th On March 16, 2016 the postdoctoral researcher had filled the 13 gallon gas storage tank for the 11 time and was preparing to reconnect it to the bioreactor. As she pushed the On/Off button of the pressure gauge on the tank, it exploded causing severe injuries to the postdoctoral researcher and devastating the lab plus damaging adjacent labs and hallways. The digital gauge on the gas storage tank was of the same model as the one on the 1 gallon pressure vessel.
Weeks before the accident the postdoctoral researcher had also reported to her PI being electrically shocked when touching the pressure vessel and the gas storage tank. Neither the researcher nor the gas storage tank nor the pressure vessel were grounded. There were no blast barriers of any type in place.
Blast barriers are commonly used in chemistry labs working with explosive materials, however, at present they are not commonly used in microbiology labs. The researcher was also not wearing any type of PPE, although due to the force of the blast, this last layer of protection would not have been sufficient to prevent her devastating injuries.
After the accident UH Manoa established a safety committee to review experiments involving highly hazardous substances or processes. The committee is faculty-led and consists of EHSO staff and faculty with expertise in various sectors. Furthermore, HNEI created a Lab Safety Walkthrough guide to assist researchers with laboratory safety compliance such as training and documentation.

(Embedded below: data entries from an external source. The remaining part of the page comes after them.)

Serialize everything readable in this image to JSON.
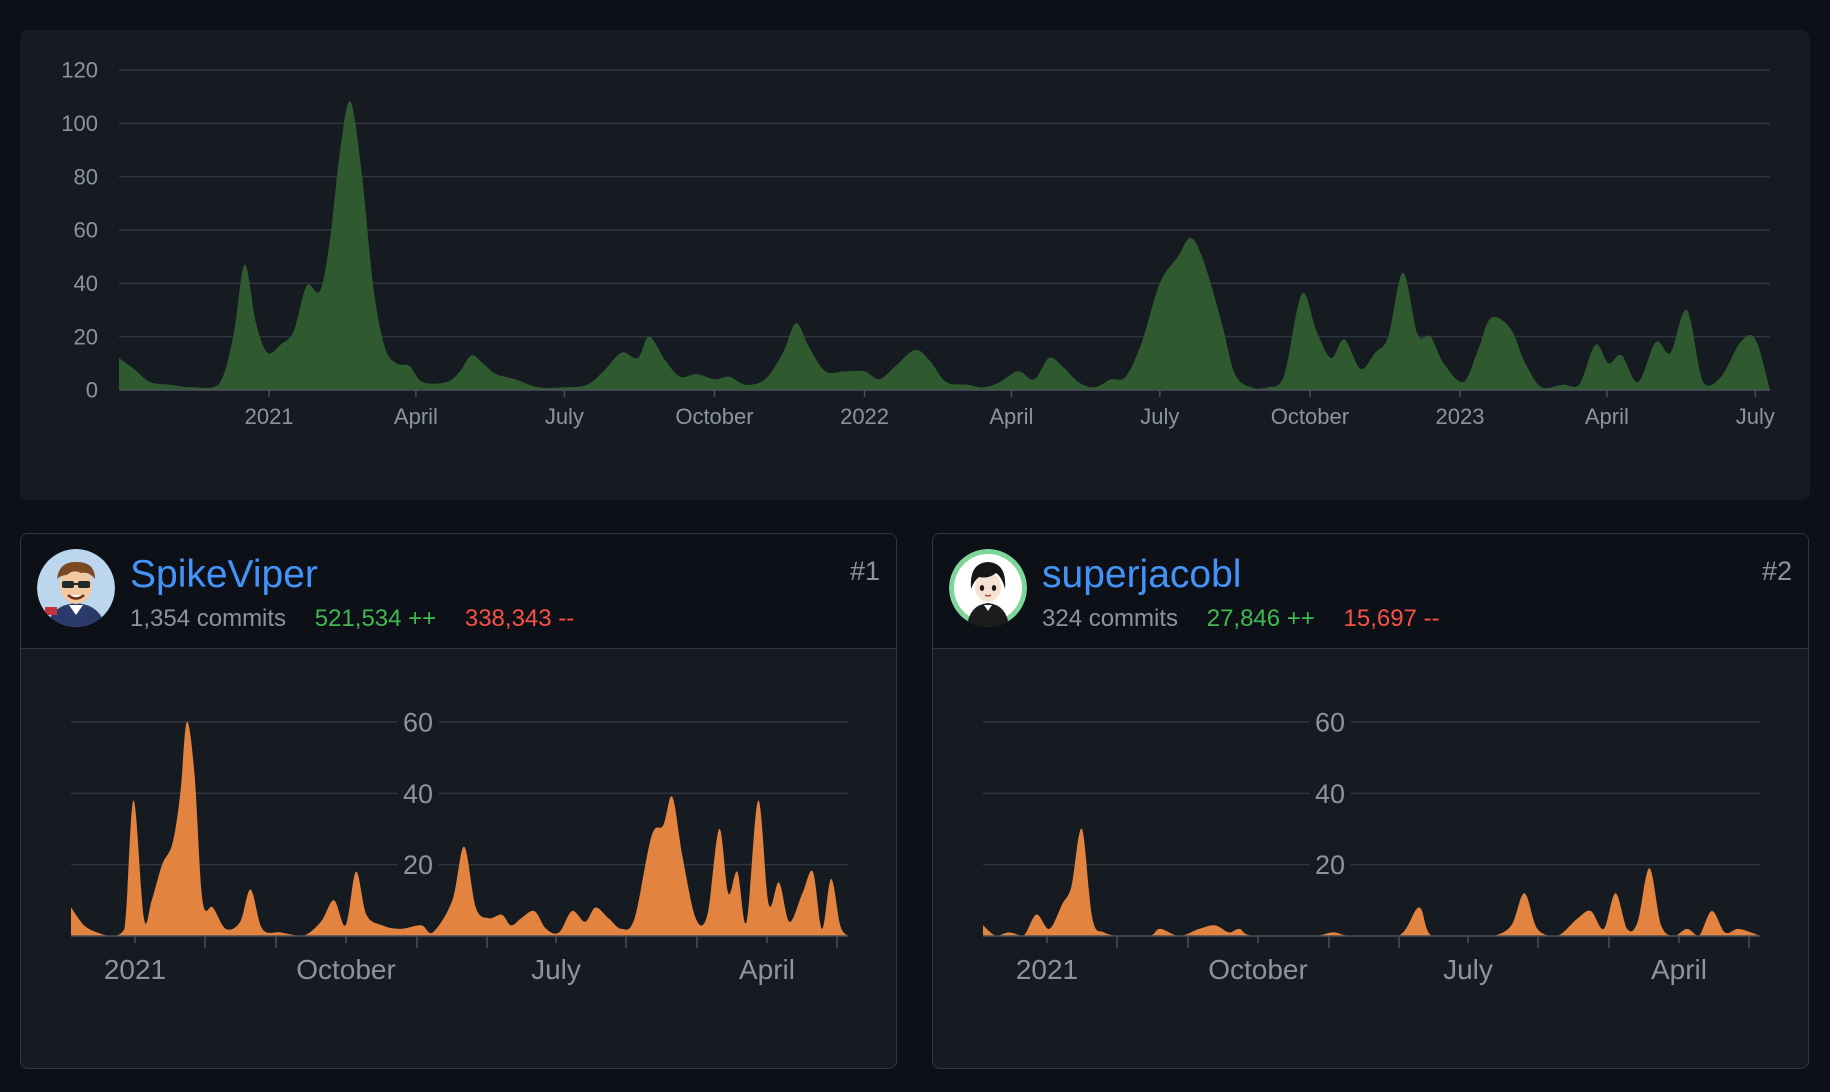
{
  "overview": {
    "chart_data": {
      "type": "area",
      "color": "#2f5a2f",
      "y_ticks": [
        "0",
        "20",
        "40",
        "60",
        "80",
        "100",
        "120"
      ],
      "ylim": [
        0,
        120
      ],
      "x_range": [
        "2020-10-01",
        "2023-07-10"
      ],
      "x_ticks": [
        {
          "label": "2021",
          "date": "2021-01-01"
        },
        {
          "label": "April",
          "date": "2021-04-01"
        },
        {
          "label": "July",
          "date": "2021-07-01"
        },
        {
          "label": "October",
          "date": "2021-10-01"
        },
        {
          "label": "2022",
          "date": "2022-01-01"
        },
        {
          "label": "April",
          "date": "2022-04-01"
        },
        {
          "label": "July",
          "date": "2022-07-01"
        },
        {
          "label": "October",
          "date": "2022-10-01"
        },
        {
          "label": "2023",
          "date": "2023-01-01"
        },
        {
          "label": "April",
          "date": "2023-04-01"
        },
        {
          "label": "July",
          "date": "2023-07-01"
        }
      ],
      "points": [
        [
          "2020-10-01",
          12
        ],
        [
          "2020-10-10",
          8
        ],
        [
          "2020-10-20",
          3
        ],
        [
          "2020-11-01",
          2
        ],
        [
          "2020-11-15",
          1
        ],
        [
          "2020-12-01",
          2
        ],
        [
          "2020-12-10",
          20
        ],
        [
          "2020-12-17",
          47
        ],
        [
          "2020-12-24",
          25
        ],
        [
          "2020-12-31",
          14
        ],
        [
          "2021-01-08",
          17
        ],
        [
          "2021-01-16",
          22
        ],
        [
          "2021-01-24",
          39
        ],
        [
          "2021-02-01",
          37
        ],
        [
          "2021-02-07",
          55
        ],
        [
          "2021-02-14",
          92
        ],
        [
          "2021-02-20",
          108
        ],
        [
          "2021-02-27",
          80
        ],
        [
          "2021-03-06",
          38
        ],
        [
          "2021-03-13",
          16
        ],
        [
          "2021-03-20",
          10
        ],
        [
          "2021-03-28",
          9
        ],
        [
          "2021-04-05",
          3
        ],
        [
          "2021-04-20",
          3
        ],
        [
          "2021-04-28",
          7
        ],
        [
          "2021-05-05",
          13
        ],
        [
          "2021-05-12",
          10
        ],
        [
          "2021-05-20",
          6
        ],
        [
          "2021-06-01",
          4
        ],
        [
          "2021-06-15",
          1
        ],
        [
          "2021-07-01",
          1
        ],
        [
          "2021-07-15",
          2
        ],
        [
          "2021-07-25",
          7
        ],
        [
          "2021-08-05",
          14
        ],
        [
          "2021-08-15",
          12
        ],
        [
          "2021-08-22",
          20
        ],
        [
          "2021-09-01",
          11
        ],
        [
          "2021-09-10",
          5
        ],
        [
          "2021-09-20",
          6
        ],
        [
          "2021-10-01",
          4
        ],
        [
          "2021-10-10",
          5
        ],
        [
          "2021-10-20",
          2
        ],
        [
          "2021-11-01",
          4
        ],
        [
          "2021-11-12",
          14
        ],
        [
          "2021-11-20",
          25
        ],
        [
          "2021-11-28",
          16
        ],
        [
          "2021-12-08",
          7
        ],
        [
          "2021-12-20",
          7
        ],
        [
          "2022-01-01",
          7
        ],
        [
          "2022-01-10",
          4
        ],
        [
          "2022-01-20",
          9
        ],
        [
          "2022-02-01",
          15
        ],
        [
          "2022-02-10",
          11
        ],
        [
          "2022-02-20",
          3
        ],
        [
          "2022-03-05",
          2
        ],
        [
          "2022-03-15",
          1
        ],
        [
          "2022-03-25",
          3
        ],
        [
          "2022-04-05",
          7
        ],
        [
          "2022-04-15",
          4
        ],
        [
          "2022-04-24",
          12
        ],
        [
          "2022-05-02",
          9
        ],
        [
          "2022-05-12",
          3
        ],
        [
          "2022-05-22",
          1
        ],
        [
          "2022-06-01",
          4
        ],
        [
          "2022-06-10",
          5
        ],
        [
          "2022-06-20",
          18
        ],
        [
          "2022-07-01",
          40
        ],
        [
          "2022-07-12",
          50
        ],
        [
          "2022-07-20",
          57
        ],
        [
          "2022-07-28",
          48
        ],
        [
          "2022-08-08",
          25
        ],
        [
          "2022-08-16",
          6
        ],
        [
          "2022-08-26",
          1
        ],
        [
          "2022-09-05",
          1
        ],
        [
          "2022-09-15",
          5
        ],
        [
          "2022-09-26",
          36
        ],
        [
          "2022-10-05",
          22
        ],
        [
          "2022-10-14",
          12
        ],
        [
          "2022-10-22",
          19
        ],
        [
          "2022-11-01",
          8
        ],
        [
          "2022-11-10",
          14
        ],
        [
          "2022-11-18",
          20
        ],
        [
          "2022-11-27",
          44
        ],
        [
          "2022-12-06",
          21
        ],
        [
          "2022-12-14",
          20
        ],
        [
          "2022-12-22",
          10
        ],
        [
          "2023-01-03",
          3
        ],
        [
          "2023-01-12",
          15
        ],
        [
          "2023-01-20",
          27
        ],
        [
          "2023-02-01",
          23
        ],
        [
          "2023-02-10",
          10
        ],
        [
          "2023-02-20",
          1
        ],
        [
          "2023-03-05",
          2
        ],
        [
          "2023-03-15",
          2
        ],
        [
          "2023-03-25",
          17
        ],
        [
          "2023-04-02",
          10
        ],
        [
          "2023-04-10",
          13
        ],
        [
          "2023-04-20",
          3
        ],
        [
          "2023-05-01",
          18
        ],
        [
          "2023-05-10",
          14
        ],
        [
          "2023-05-20",
          30
        ],
        [
          "2023-05-30",
          3
        ],
        [
          "2023-06-10",
          5
        ],
        [
          "2023-06-22",
          18
        ],
        [
          "2023-07-01",
          19
        ],
        [
          "2023-07-10",
          0
        ]
      ]
    }
  },
  "contributors": [
    {
      "name": "SpikeViper",
      "commits": "1,354 commits",
      "additions": "521,534 ++",
      "deletions": "338,343 --",
      "rank": "#1",
      "avatar_icon": "avatar-cartoon-sunglasses-icon",
      "chart_data": {
        "type": "area",
        "color": "#e2833f",
        "y_ticks": [
          "20",
          "40",
          "60"
        ],
        "ylim": [
          0,
          60
        ],
        "x_range": [
          "2020-10-05",
          "2022-05-25"
        ],
        "x_ticks": [
          {
            "label": "2021",
            "date": "2021-01-01"
          },
          {
            "label": "October",
            "date": "2021-10-01"
          },
          {
            "label": "July",
            "date": "2022-07-01"
          },
          {
            "label": "April",
            "date": "2023-04-01"
          }
        ],
        "points": [
          [
            "2020-10-05",
            8
          ],
          [
            "2020-10-15",
            3
          ],
          [
            "2020-10-25",
            1
          ],
          [
            "2020-11-05",
            0
          ],
          [
            "2020-11-15",
            2
          ],
          [
            "2020-11-22",
            38
          ],
          [
            "2020-11-30",
            5
          ],
          [
            "2020-12-06",
            10
          ],
          [
            "2020-12-14",
            20
          ],
          [
            "2020-12-22",
            26
          ],
          [
            "2020-12-28",
            40
          ],
          [
            "2021-01-02",
            60
          ],
          [
            "2021-01-08",
            45
          ],
          [
            "2021-01-14",
            10
          ],
          [
            "2021-01-22",
            8
          ],
          [
            "2021-02-01",
            2
          ],
          [
            "2021-02-12",
            4
          ],
          [
            "2021-02-20",
            13
          ],
          [
            "2021-03-01",
            2
          ],
          [
            "2021-03-15",
            1
          ],
          [
            "2021-04-01",
            0
          ],
          [
            "2021-04-15",
            4
          ],
          [
            "2021-04-25",
            10
          ],
          [
            "2021-05-04",
            3
          ],
          [
            "2021-05-12",
            18
          ],
          [
            "2021-05-20",
            6
          ],
          [
            "2021-06-01",
            3
          ],
          [
            "2021-06-15",
            2
          ],
          [
            "2021-07-01",
            3
          ],
          [
            "2021-07-10",
            1
          ],
          [
            "2021-07-25",
            10
          ],
          [
            "2021-08-03",
            25
          ],
          [
            "2021-08-12",
            8
          ],
          [
            "2021-08-22",
            5
          ],
          [
            "2021-09-01",
            6
          ],
          [
            "2021-09-08",
            3
          ],
          [
            "2021-09-16",
            5
          ],
          [
            "2021-09-26",
            7
          ],
          [
            "2021-10-05",
            2
          ],
          [
            "2021-10-15",
            1
          ],
          [
            "2021-10-25",
            7
          ],
          [
            "2021-11-04",
            4
          ],
          [
            "2021-11-12",
            8
          ],
          [
            "2021-11-22",
            5
          ],
          [
            "2021-12-02",
            2
          ],
          [
            "2021-12-12",
            5
          ],
          [
            "2021-12-25",
            28
          ],
          [
            "2022-01-03",
            31
          ],
          [
            "2022-01-10",
            39
          ],
          [
            "2022-01-18",
            22
          ],
          [
            "2022-01-28",
            5
          ],
          [
            "2022-02-06",
            6
          ],
          [
            "2022-02-15",
            30
          ],
          [
            "2022-02-22",
            12
          ],
          [
            "2022-03-01",
            18
          ],
          [
            "2022-03-08",
            4
          ],
          [
            "2022-03-17",
            38
          ],
          [
            "2022-03-25",
            9
          ],
          [
            "2022-04-02",
            15
          ],
          [
            "2022-04-10",
            4
          ],
          [
            "2022-04-20",
            12
          ],
          [
            "2022-04-28",
            18
          ],
          [
            "2022-05-05",
            2
          ],
          [
            "2022-05-12",
            16
          ],
          [
            "2022-05-19",
            3
          ],
          [
            "2022-05-25",
            0
          ]
        ]
      }
    },
    {
      "name": "superjacobl",
      "commits": "324 commits",
      "additions": "27,846 ++",
      "deletions": "15,697 --",
      "rank": "#2",
      "avatar_icon": "avatar-anime-character-icon",
      "chart_data": {
        "type": "area",
        "color": "#e2833f",
        "y_ticks": [
          "20",
          "40",
          "60"
        ],
        "ylim": [
          0,
          60
        ],
        "x_range": [
          "2020-10-05",
          "2022-05-25"
        ],
        "x_ticks": [
          {
            "label": "2021",
            "date": "2021-01-01"
          },
          {
            "label": "October",
            "date": "2021-10-01"
          },
          {
            "label": "July",
            "date": "2022-07-01"
          },
          {
            "label": "April",
            "date": "2023-04-01"
          }
        ],
        "points": [
          [
            "2020-10-05",
            3
          ],
          [
            "2020-10-15",
            0
          ],
          [
            "2020-10-25",
            1
          ],
          [
            "2020-11-05",
            0
          ],
          [
            "2020-11-15",
            6
          ],
          [
            "2020-11-25",
            2
          ],
          [
            "2020-12-05",
            9
          ],
          [
            "2020-12-12",
            14
          ],
          [
            "2020-12-20",
            30
          ],
          [
            "2020-12-28",
            5
          ],
          [
            "2021-01-06",
            1
          ],
          [
            "2021-01-20",
            0
          ],
          [
            "2021-02-10",
            0
          ],
          [
            "2021-02-18",
            2
          ],
          [
            "2021-03-05",
            0
          ],
          [
            "2021-03-20",
            2
          ],
          [
            "2021-04-01",
            3
          ],
          [
            "2021-04-12",
            1
          ],
          [
            "2021-04-20",
            2
          ],
          [
            "2021-05-01",
            0
          ],
          [
            "2021-06-15",
            0
          ],
          [
            "2021-07-01",
            1
          ],
          [
            "2021-07-15",
            0
          ],
          [
            "2021-08-20",
            0
          ],
          [
            "2021-09-05",
            8
          ],
          [
            "2021-09-15",
            0
          ],
          [
            "2021-10-15",
            0
          ],
          [
            "2021-11-01",
            0
          ],
          [
            "2021-11-15",
            3
          ],
          [
            "2021-11-25",
            12
          ],
          [
            "2021-12-05",
            2
          ],
          [
            "2021-12-20",
            0
          ],
          [
            "2022-01-05",
            5
          ],
          [
            "2022-01-15",
            7
          ],
          [
            "2022-01-25",
            2
          ],
          [
            "2022-02-03",
            12
          ],
          [
            "2022-02-12",
            2
          ],
          [
            "2022-02-20",
            4
          ],
          [
            "2022-03-01",
            19
          ],
          [
            "2022-03-10",
            3
          ],
          [
            "2022-03-20",
            0
          ],
          [
            "2022-03-30",
            2
          ],
          [
            "2022-04-08",
            0
          ],
          [
            "2022-04-18",
            7
          ],
          [
            "2022-04-28",
            1
          ],
          [
            "2022-05-08",
            2
          ],
          [
            "2022-05-18",
            1
          ],
          [
            "2022-05-25",
            0
          ]
        ]
      }
    }
  ]
}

Events Leading Up to the Accident The University of Hawaii at Manoa is a public research university and part of the greater University of Hawaii system. It educates about 19,000 students including undergraduate, graduate students and postdoctoral researchers in 20 colleges and professional schools. The Hawaii Natural Energy Institute (HNEI) is part of the School of Ocean & Earth Science & Technology and conducts research on renewable energy sources and energy integration into the grid system. The Institute consists of 35 faculty and all of the Institute’s research laboratories (about 45) are located in the POST building on the main campus. The explosion occurred in one of the POST basement laboratories, Room 30 (POST 30).